Leonard L. Gordon

Latest Articles

With more and more children becoming technologically savvy, parents are having to rely more heavily on laws such as the Children’s Online Privacy Protection Act (“COPPA”) to shield their children’s information. The FTC recently issued a warning letter to a Ukraine-based company, Wildec LLC (“Wildec”), for allowing children under the age of thirteen to access its dating apps—alleging a potential violation of COPPA and the FTC Act. A little background on COPPA: the FTC’s COPPA…
The advertised-discount provision of California’s False Advertising Law, California Business and Professions Code § 17501, lives to fight another day. A coalition of national department stores, having found themselves brought together by the regulatory lasso of the Los Angeles City Attorney, recently took a big swing at the validity of that statute by objecting to its constitutionality on vagueness and free-speech grounds. The stores’ argument connected with the district court, but was ultimately thrown out…
The Federal Trade Commission’s settlement with an online consumer lending platform, Avant LLC, highlights the importance of legal and regulatory compliance in the fintech space, including—perhaps most importantly—what happens after a loan is made. According to the Commission’s complaint, Avant offered personal consumer loans through its website. The complaint notes that although the loans were formally issued through a bank partner, Avant handled all stages of the process, and all consumer interactions, including advertising,…

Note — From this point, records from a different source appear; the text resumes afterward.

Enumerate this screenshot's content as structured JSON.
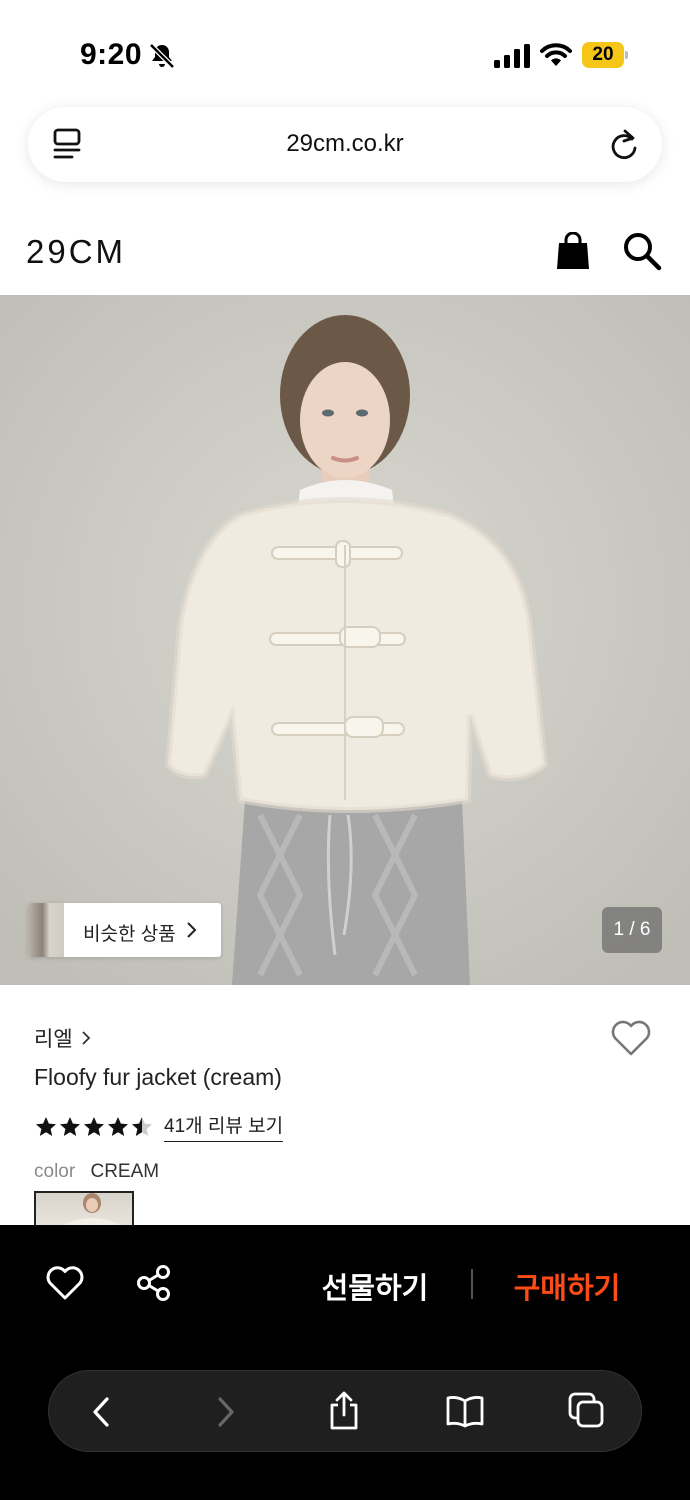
{
  "status_bar": {
    "time": "9:20",
    "battery_level": "20",
    "battery_color": "#f5c518"
  },
  "browser": {
    "url": "29cm.co.kr",
    "icons": {
      "tabs": "tabs-list-icon",
      "reload": "reload-icon"
    }
  },
  "header": {
    "logo": "29CM",
    "icons": {
      "bag": "shopping-bag-icon",
      "search": "search-icon"
    }
  },
  "gallery": {
    "similar_label": "비슷한 상품",
    "page_indicator": "1 / 6",
    "current_page": 1,
    "total_pages": 6
  },
  "product": {
    "brand": "리엘",
    "title": "Floofy fur jacket (cream)",
    "rating_stars": 4.5,
    "review_link": "41개 리뷰 보기",
    "color_label": "color",
    "color_value": "CREAM"
  },
  "action_bar": {
    "gift_label": "선물하기",
    "buy_label": "구매하기",
    "buy_color": "#ff4b16"
  },
  "safari_toolbar": {
    "icons": [
      "back-icon",
      "forward-icon",
      "share-icon",
      "bookmarks-icon",
      "tabs-icon"
    ]
  }
}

Thought that the FTC and California planned to cool off on enforcing trial and subscription programs? Think again. The FTC and California continue to bring these actions with alarming regularity. For those of you who haven’t been tracking these issues, last year California’s Automatic Renewal Law was amended to tighten the restrictions on continuity programs. The amendments increased restrictions on companies providing trial or discounted introductory programs, and required companies to provide an “exclusively online”…

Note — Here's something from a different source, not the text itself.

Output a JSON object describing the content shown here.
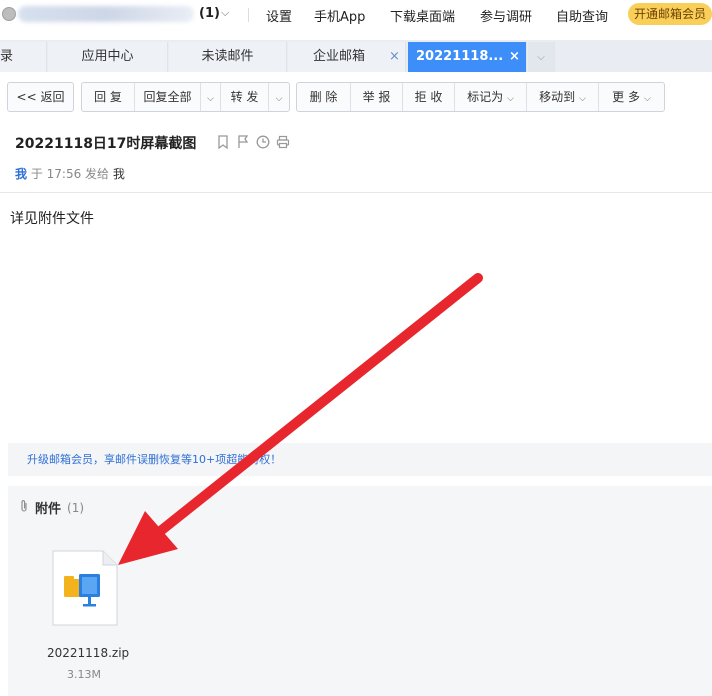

Consumers over 50 are on an endless quest for things that make us feel, look, or perform like younger versions of ourselves. Marketers aware of how aging demographics are tuned into this quest. The FTC has been especially vigilant in policing claims that dietary supplements, especially in the cognitive and memory space, can turn back the clock (for additional reading on the FTC’s history with unsubstantiated cognitive claims, check out our previous blog posts on…
You want to start taking supplements, so you turn to a guide containing consumer reviews. Is the guide just a collection of advertisements? Last month, the Southern District of California again confronted this question, and also took into consideration whether the reviews should be afforded First Amendment protection. The court reiterated its prior finding that the Lanham Act does not apply to a nutritional supplement guide that faced a false advertising challenge. In the fifth…
Positive online reviews have become essential for any business marketing goods or services over the internet, especially for trendy services like food delivery and custom health product sales. But the FTC’s newly-announced settlement with startup healthy snack service UrthBox reminds marketers that online praise must be freely given, not bought—even if the compensation offered isn’t monetary. UrthBox, Inc., a San Francisco company offering direct-to-consumer snack deliveries on a subscription model, drew the FTC’s ire by…
Winding down the 67th Antitrust Law Spring Meeting last week, Andrew Smith, the Director of the FTC’s Bureau of Consumer Protection (the “Bureau”), provided an overview of the FTC’s consumer protection priorities. Director Smith reiterated that Chairman Simons’ focus on law enforcement applies across the Bureau’s five major areas: marketing, finance, advertising, privacy, and enforcement. In deciding who to sue, the FTC plans to look beyond just alleged “fraudsters and scammers,” and will also focus…
Bimbo Bakeries and U.S. Bakery recently found out that consumer confusion, like politics, is local, and that “local” means what the local consumer says it means. Let’s unbraid this loaf. In Bimbo Bakeries USA, Inc. v. Sycamore, No. 2:13-CV-00749, 2019 WL 1058234 (D. Utah Mar. 5, 2019), the jury originally awarded Bimbo $8,027,720 in damages on its false advertising claim against U.S. Bakery, which tried multiple times to convince the court that what makes bread…
Last September, the National Advertising Division (NAD) published a decision assessing whether the editorial content surrounding an affiliate link constituted “national advertising” requiring substantiation. At issue were two statements in a BuzzFeed “shopping guide,” in which the author tested and recommended various skincare products. The NAD reviewed BuzzFeed’s internal procedures with respect to the editorial content and the affiliate link, and determined that the content did not constitute “national advertising” and was therefore outside the…